Conventional pain rating scales [i.e. visual analogue scales (VAS) or numerical rating scales (NRS)] only provide a summary for different levels of pain felt, while the duration of these levels is not accounted for. If pain can be rated continuously, the area under the curve (AUC) of varying pain intensity over time can be calculated, which integrates varying pain intensity with duration. The present study examined the reproducibility and validity of a continuous pain rating procedure.


Twenty-eight healthy volunteers participated. Pain was induced using constant current delivered to the non-dominant forearm using bipolar electrodes. Pain was rated continuously on an electronic VAS monitored by a computer. For each participant, the level of current needed to achieve a weak, mild, slightly moderate and moderate level of pain was determined (part I). Next, participants were asked to rate the painfulness of six periods of electrical stimulation (part II). Unknown to the participants, they were presented with the four levels of current obtained in part I, where the level of current for mild and moderate pain was presented twice (in order to assess consistency). The order of presentation was randomized for all subjects.


In general, participants produced reliable mean AUCs. In addition, the AUC of pain intensity over time could clearly discriminate between the four levels of pain used in the present study.
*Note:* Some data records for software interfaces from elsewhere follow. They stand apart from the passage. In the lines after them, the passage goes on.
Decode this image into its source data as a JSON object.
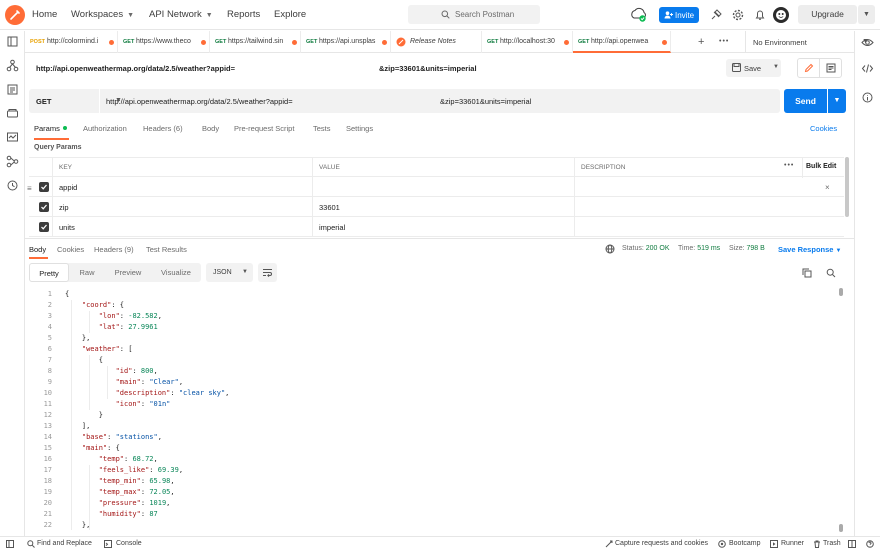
{
  "nav": {
    "home": "Home",
    "workspaces": "Workspaces",
    "api_network": "API Network",
    "reports": "Reports",
    "explore": "Explore",
    "search_placeholder": "Search Postman",
    "invite": "Invite",
    "upgrade": "Upgrade"
  },
  "tabs": [
    {
      "method": "POST",
      "url": "http://colormind.i",
      "dot": true
    },
    {
      "method": "GET",
      "url": "https://www.theco",
      "dot": true
    },
    {
      "method": "GET",
      "url": "https://tailwind.sin",
      "dot": true
    },
    {
      "method": "GET",
      "url": "https://api.unsplas",
      "dot": true
    },
    {
      "method": "",
      "url": "Release Notes",
      "dot": false
    },
    {
      "method": "GET",
      "url": "http://localhost:30",
      "dot": true
    },
    {
      "method": "GET",
      "url": "http://api.openwea",
      "dot": true,
      "active": true
    }
  ],
  "environment": "No Environment",
  "request": {
    "name_part1": "http://api.openweathermap.org/data/2.5/weather?appid=",
    "name_part2": "&zip=33601&units=imperial",
    "save": "Save",
    "method": "GET",
    "url_part1": "http://api.openweathermap.org/data/2.5/weather?appid=",
    "url_part2": "&zip=33601&units=imperial",
    "send": "Send"
  },
  "request_tabs": {
    "params": "Params",
    "authorization": "Authorization",
    "headers": "Headers (6)",
    "body": "Body",
    "prerequest": "Pre-request Script",
    "tests": "Tests",
    "settings": "Settings",
    "cookies": "Cookies"
  },
  "query_params": {
    "label": "Query Params",
    "headers": {
      "key": "KEY",
      "value": "VALUE",
      "description": "DESCRIPTION",
      "bulk_edit": "Bulk Edit"
    },
    "rows": [
      {
        "key": "appid",
        "value": "",
        "description": ""
      },
      {
        "key": "zip",
        "value": "33601",
        "description": ""
      },
      {
        "key": "units",
        "value": "imperial",
        "description": ""
      }
    ]
  },
  "response_tabs": {
    "body": "Body",
    "cookies": "Cookies",
    "headers": "Headers (9)",
    "test_results": "Test Results",
    "status_label": "Status:",
    "status_value": "200 OK",
    "time_label": "Time:",
    "time_value": "519 ms",
    "size_label": "Size:",
    "size_value": "798 B",
    "save_response": "Save Response"
  },
  "view_modes": {
    "pretty": "Pretty",
    "raw": "Raw",
    "preview": "Preview",
    "visualize": "Visualize",
    "format": "JSON"
  },
  "code_lines": [
    {
      "n": "1",
      "t": "{"
    },
    {
      "n": "2",
      "t": "    \"coord\": {"
    },
    {
      "n": "3",
      "t": "        \"lon\": -82.582,"
    },
    {
      "n": "4",
      "t": "        \"lat\": 27.9961"
    },
    {
      "n": "5",
      "t": "    },"
    },
    {
      "n": "6",
      "t": "    \"weather\": ["
    },
    {
      "n": "7",
      "t": "        {"
    },
    {
      "n": "8",
      "t": "            \"id\": 800,"
    },
    {
      "n": "9",
      "t": "            \"main\": \"Clear\","
    },
    {
      "n": "10",
      "t": "            \"description\": \"clear sky\","
    },
    {
      "n": "11",
      "t": "            \"icon\": \"01n\""
    },
    {
      "n": "12",
      "t": "        }"
    },
    {
      "n": "13",
      "t": "    ],"
    },
    {
      "n": "14",
      "t": "    \"base\": \"stations\","
    },
    {
      "n": "15",
      "t": "    \"main\": {"
    },
    {
      "n": "16",
      "t": "        \"temp\": 68.72,"
    },
    {
      "n": "17",
      "t": "        \"feels_like\": 69.39,"
    },
    {
      "n": "18",
      "t": "        \"temp_min\": 65.98,"
    },
    {
      "n": "19",
      "t": "        \"temp_max\": 72.05,"
    },
    {
      "n": "20",
      "t": "        \"pressure\": 1019,"
    },
    {
      "n": "21",
      "t": "        \"humidity\": 87"
    },
    {
      "n": "22",
      "t": "    },"
    }
  ],
  "footer": {
    "find_replace": "Find and Replace",
    "console": "Console",
    "capture": "Capture requests and cookies",
    "bootcamp": "Bootcamp",
    "runner": "Runner",
    "trash": "Trash"
  },
  "colors": {
    "accent": "#ff6c37",
    "primary": "#097bed",
    "success": "#0f7b3f"
  }
}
A continuous pain registration procedure, using an AUC approach, may be a promising direction to explore. Results can be improved by allowing more training on the use of the electronic VAS.